I spent most of yesterday evening talking to people on Facebook and over the phone who were, and still are, rabid Type O fans like I am. We shared our experiences growing up with the band, and many of them were similar to one another. We may have discovered new groups that came and went capriciously, but Type O had never fallen off our radars, and those of us who listened to the group followed them like complete fanatics.
I had only seen the band perform live once in my life. I was 19 and it was during the time their album World Coming Down had came out. They had done a show at the Recher Theatre in Towson, MD, on Valentine’s Day, which was an awesome coincidence, given the gothic, romantic undertones to their music. It was a ruthless winter that year, and I remember going into the venue wearing this ridiculously huge (but warm) dark green overcoat. It was an absolutely awesome experience to see them play live, but one that was haunting. At the time Steele was battling through alcoholism and several deaths in his immediate family, which was the topic of several songs on the World Coming Down album. During the band’s set he had looked like he’d been through a war. I knew a few people who worked as his crew during that show and they told me he had a nervous breakdown after the performance. I can only imagine.
While Peter will always be remembered by many as a womanizer and a stud (many of my female friends owned a copy of the Playgirl issue he posed for, and no, I’ve never looked at it), most of us remember him as being an overlooked genius. He was a hell of a vocalist and a bassist. The man was a pupil of rock music, and by listening to one of the albums he’s recorded it’s very obvious. There are countless nuances and references to the Beatles and Black Sabbath in virtually every Type O Negative song. The intricate care that both he and his band had taken with every song is on the same level that those two aforementioned groups had taken into consideration when they recorded their opuses. His sense of humor is uncanny, as well. To this day, Type O Negative is the only band in memory who’s recorded a live album that really isn’t live, but performed to a fake audience who mocks and jeers them. Much like the Beatles and Black Sabbath before them, they’ve been a group to march to the beat of their own drum, yet they’ve recorded countless melodic classics that have made their music accessible to a large demographic of metalheads and non-metalheads alike. And in a genre that had alienated listeners with extremities most commoners were unwilling to brave, their presence as an anchor to the heavy metal world was critical.
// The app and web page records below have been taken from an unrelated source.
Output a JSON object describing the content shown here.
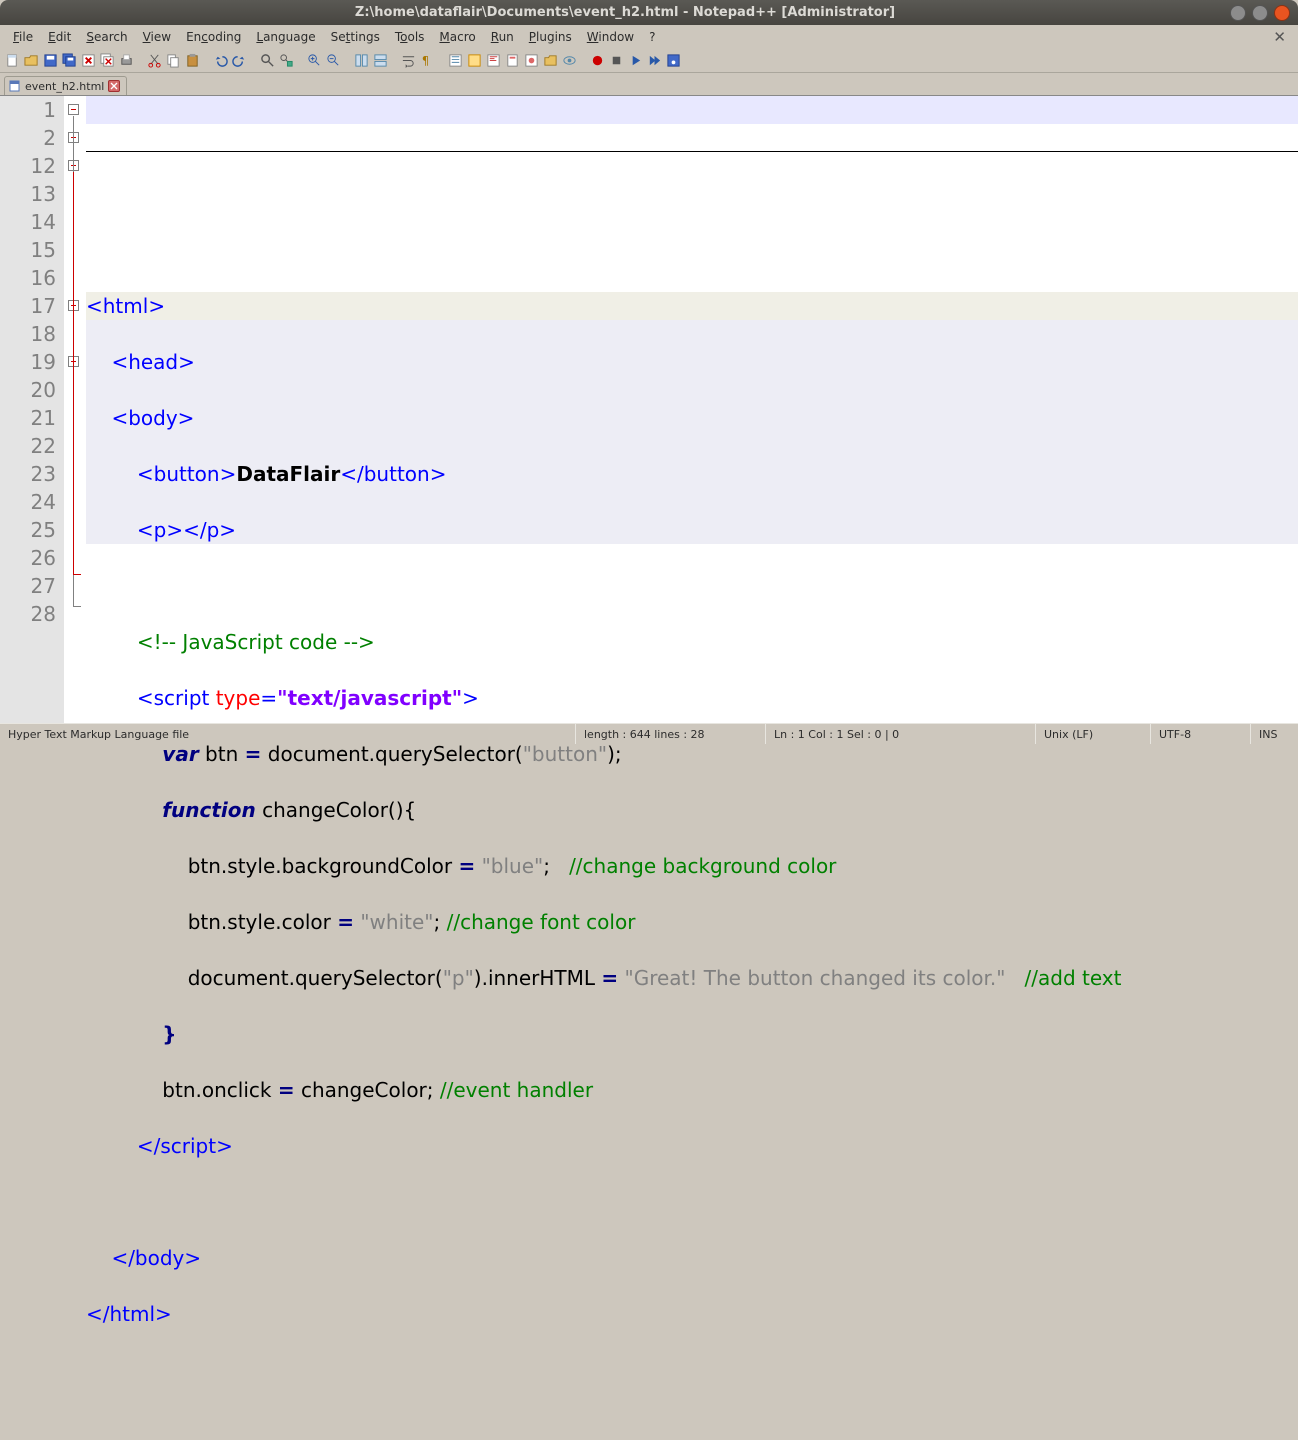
{
  "title": "Z:\\home\\dataflair\\Documents\\event_h2.html - Notepad++ [Administrator]",
  "menu": {
    "file": "File",
    "edit": "Edit",
    "search": "Search",
    "view": "View",
    "encoding": "Encoding",
    "language": "Language",
    "settings": "Settings",
    "tools": "Tools",
    "macro": "Macro",
    "run": "Run",
    "plugins": "Plugins",
    "window": "Window",
    "help": "?"
  },
  "tab": {
    "name": "event_h2.html"
  },
  "gutter": [
    "1",
    "2",
    "12",
    "13",
    "14",
    "15",
    "16",
    "17",
    "18",
    "19",
    "20",
    "21",
    "22",
    "23",
    "24",
    "25",
    "26",
    "27",
    "28"
  ],
  "code": {
    "l1": {
      "t1": "<html>"
    },
    "l2": {
      "t1": "<head>"
    },
    "l3": {
      "t1": "<body>"
    },
    "l4": {
      "t1": "<button>",
      "txt": "DataFlair",
      "t2": "</button>"
    },
    "l5": {
      "t1": "<p></p>"
    },
    "l7": {
      "c": "<!-- JavaScript code -->"
    },
    "l8": {
      "t1": "<script ",
      "a": "type",
      "eq": "=",
      "s": "\"text/javascript\"",
      "t2": ">"
    },
    "l9": {
      "k": "var",
      "r": " btn ",
      "op": "=",
      "r2": " document.querySelector(",
      "s": "\"button\"",
      "r3": ");"
    },
    "l10": {
      "k": "function",
      "r": " changeColor(){"
    },
    "l11": {
      "r": "btn.style.backgroundColor ",
      "op": "=",
      "s": " \"blue\"",
      "r2": ";   ",
      "c": "//change background color"
    },
    "l12": {
      "r": "btn.style.color ",
      "op": "=",
      "s": " \"white\"",
      "r2": "; ",
      "c": "//change font color"
    },
    "l13": {
      "r": "document.querySelector(",
      "s": "\"p\"",
      "r2": ").innerHTML ",
      "op": "=",
      "s2": " \"Great! The button changed its color.\"",
      "r3": "   ",
      "c": "//add text"
    },
    "l14": {
      "r": "}"
    },
    "l15": {
      "r": "btn.onclick ",
      "op": "=",
      "r2": " changeColor; ",
      "c": "//event handler"
    },
    "l16": {
      "t1": "</script>"
    },
    "l18": {
      "t1": "</body>"
    },
    "l19": {
      "t1": "</html>"
    }
  },
  "status": {
    "type": "Hyper Text Markup Language file",
    "len": "length : 644    lines : 28",
    "pos": "Ln : 1    Col : 1    Sel : 0 | 0",
    "eol": "Unix (LF)",
    "enc": "UTF-8",
    "ins": "INS"
  }
}
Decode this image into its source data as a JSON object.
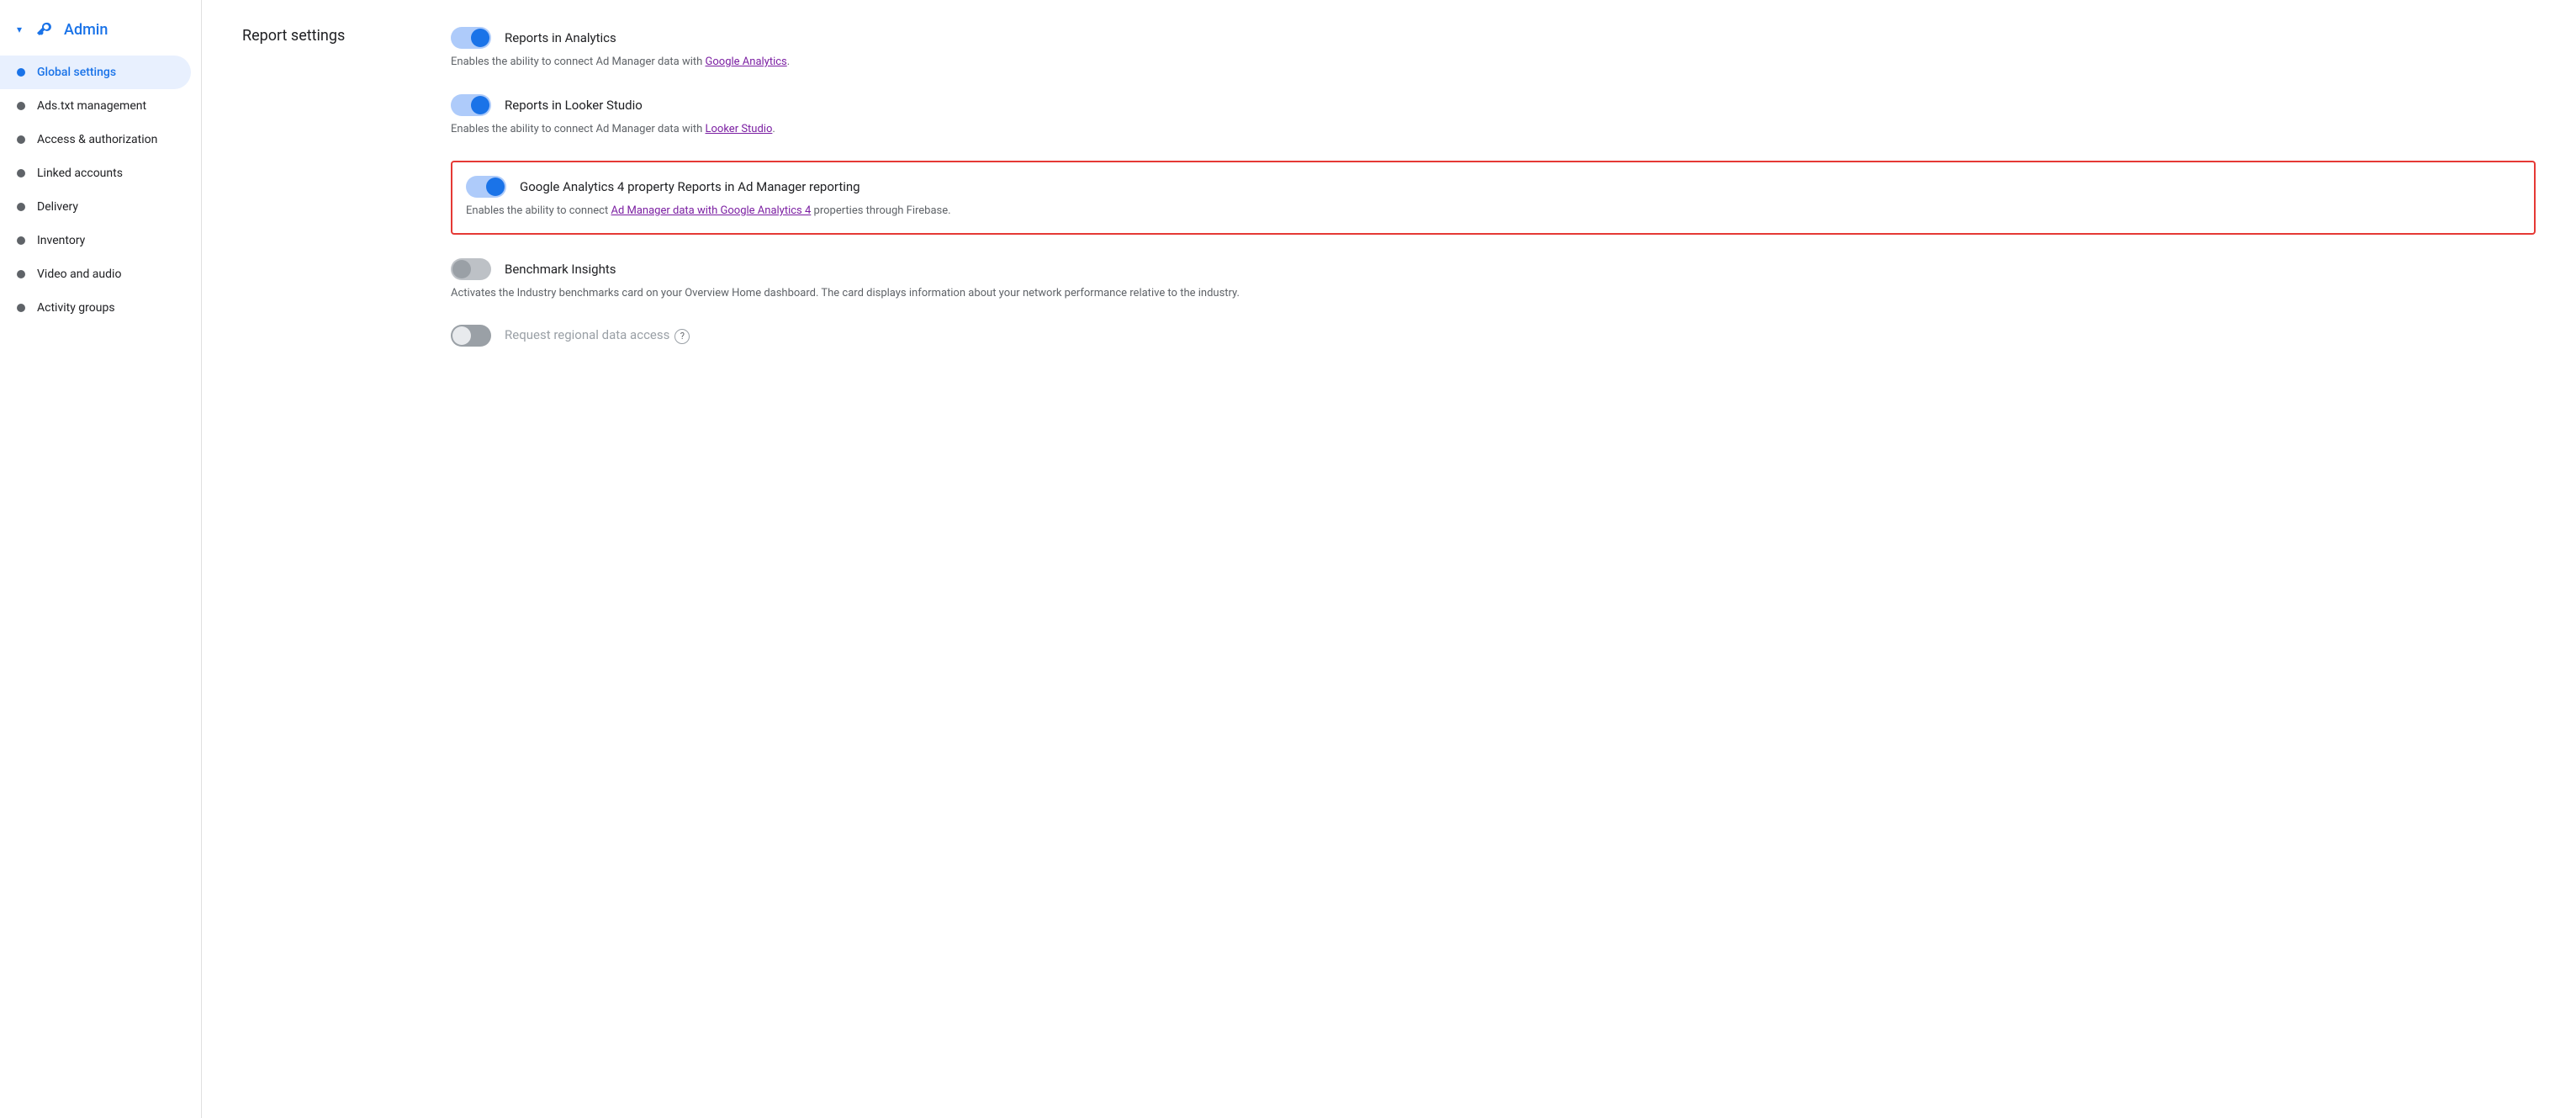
{
  "sidebar": {
    "admin_label": "Admin",
    "items": [
      {
        "id": "global-settings",
        "label": "Global settings",
        "active": true
      },
      {
        "id": "ads-txt",
        "label": "Ads.txt management",
        "active": false
      },
      {
        "id": "access-auth",
        "label": "Access & authorization",
        "active": false
      },
      {
        "id": "linked-accounts",
        "label": "Linked accounts",
        "active": false
      },
      {
        "id": "delivery",
        "label": "Delivery",
        "active": false
      },
      {
        "id": "inventory",
        "label": "Inventory",
        "active": false
      },
      {
        "id": "video-audio",
        "label": "Video and audio",
        "active": false
      },
      {
        "id": "activity-groups",
        "label": "Activity groups",
        "active": false
      }
    ]
  },
  "main": {
    "section_title": "Report settings",
    "settings": [
      {
        "id": "reports-analytics",
        "label": "Reports in Analytics",
        "description": "Enables the ability to connect Ad Manager data with ",
        "link_text": "Google Analytics",
        "description_after": ".",
        "enabled": true,
        "highlighted": false
      },
      {
        "id": "reports-looker",
        "label": "Reports in Looker Studio",
        "description": "Enables the ability to connect Ad Manager data with ",
        "link_text": "Looker Studio",
        "description_after": ".",
        "enabled": true,
        "highlighted": false
      },
      {
        "id": "ga4-reports",
        "label": "Google Analytics 4 property Reports in Ad Manager reporting",
        "description": "Enables the ability to connect ",
        "link_text": "Ad Manager data with Google Analytics 4",
        "description_after": " properties through Firebase.",
        "enabled": true,
        "highlighted": true
      },
      {
        "id": "benchmark-insights",
        "label": "Benchmark Insights",
        "description": "Activates the Industry benchmarks card on your Overview Home dashboard. The card displays information about your network performance relative to the industry.",
        "link_text": "",
        "description_after": "",
        "enabled": false,
        "highlighted": false
      },
      {
        "id": "regional-data",
        "label": "Request regional data access",
        "description": "",
        "link_text": "",
        "description_after": "",
        "enabled": false,
        "highlighted": false,
        "disabled": true,
        "has_help": true
      }
    ]
  }
}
I suppose this is a very scatterbrained eulogy but I can’t exactly formulate how I feel right now after hearing that he really is dead. People make football players and politicians their personal heroes. I had my heavy metal music, and to me Peter Steele was the John Lennon of what I idolized.
It seems almost fitting to a guy who’s made a career out of singing about his own death that he would die in his middle ages of heart failure. In all honesty, I’m not sure if I can say Steele had personal demons that severely affected his lifestyle, and it really isn’t my place to make that decision. Yet, I do know that he suffered from depression (the anger turned within) and it must have affected his morale to continue living at some point. All I know is that with his passing, the likeliness of another Type O Negative tour, or a studio recording, is decimated. And a genius in the heavy metal community has passed.
Rest in peace, idol.
–April 16th, 2010